Water wise gardening or xeriscaping involves little to no watering and maintenance saving you time and money too. Create a beautiful shaded oasis for you and wildlife with flowers, trees and shrubs. Grow fresh and healthy food right on your doorstep with a vegetable garden. Use up to 66% less water with a water wise garden, compared to lawn. Convert areas of your lawn to garden with this easy no dig technique.

Use the below tips for a water wise garden or print out a PDF to take with you.

Efficient Irrigation

Group plants with similar watering needs to easily water plants early in the morning (4 am – 10 am) or in the evening (7 pm – 10 pm) to avoid evaporation from the sun and wind. Watering in the middle of the day increases the amount of water lost to evaporation by as much as 40%.

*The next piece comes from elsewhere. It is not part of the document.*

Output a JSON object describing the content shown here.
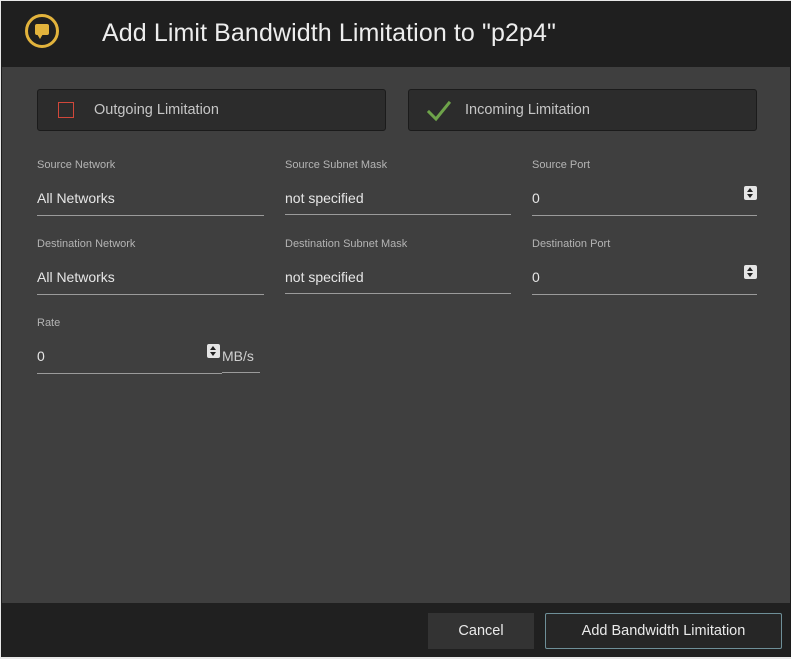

Water where plants need it the most – at the roots. Slow deep watering once a week and letting the soil dry out completely between watering helps encourage drought-tolerant root growth. Light, frequent watering is harmful because it encourages shallow root growth and enhances germination of weed seeds. You can check the soil wetting depth with a screwdriver or stake.

  • Flowers and vegetables: water the top 10 – 15 cm of soil
  • Trees and shrubs: water the top 20 – 25 cm of soil, around the drip-line of trees (area below the branches where water drips from the leaves) - not at the trunk.

Install a micro/drip irrigation system to effectively water the plant roots and tailor to individual plant needs. During even the most stringent water conservation measures, micro/drip irrigation systems can be used to water flowers, vegetables, trees and shrubs.

Do not water on windy, cool, overcast or rainy days. Consider making your irrigation system more water efficient by installing a rain shut-off device that will automatically turn your system off when it is raining.

Choose Native Plants

Garden with drought tolerant native plants. Adapted to the local climate, native plants are usually happy with only rainfall, even in the dry summer, once established. They also attract local birds, pollinators, and small mammals, which can act as natural pest control.

Take Care of Your Soil

Healthy soil will help your garden thrive and need less water. Good soil has a balance of pH, moisture retention, good drainage and organic material.

Weed regularly. Weeds compete with your plants for moisture. Overwatering can encourage weed seeds to germinate so only water when your plants really need it.

Add mulch. As a 5 – 10 cm protective layer around plants, mulch reduces the number of weeds, conserves soil moisture, moderates soil temperatures and adds beneficial nutrients back into the soil. Keep mulch at least an inch away from plant stems. Types of mulch: leaves, compost, grass clippings, straw, wood chips and coarse bark.

  • More information about mulch.

Containers dry out faster compared to established flower or vegetable beds. Keep soil moist as it is easier than re-hydrating dry soil, particularly when plants are flowering. Make sure container have adequate drainage to prevent root rot problems.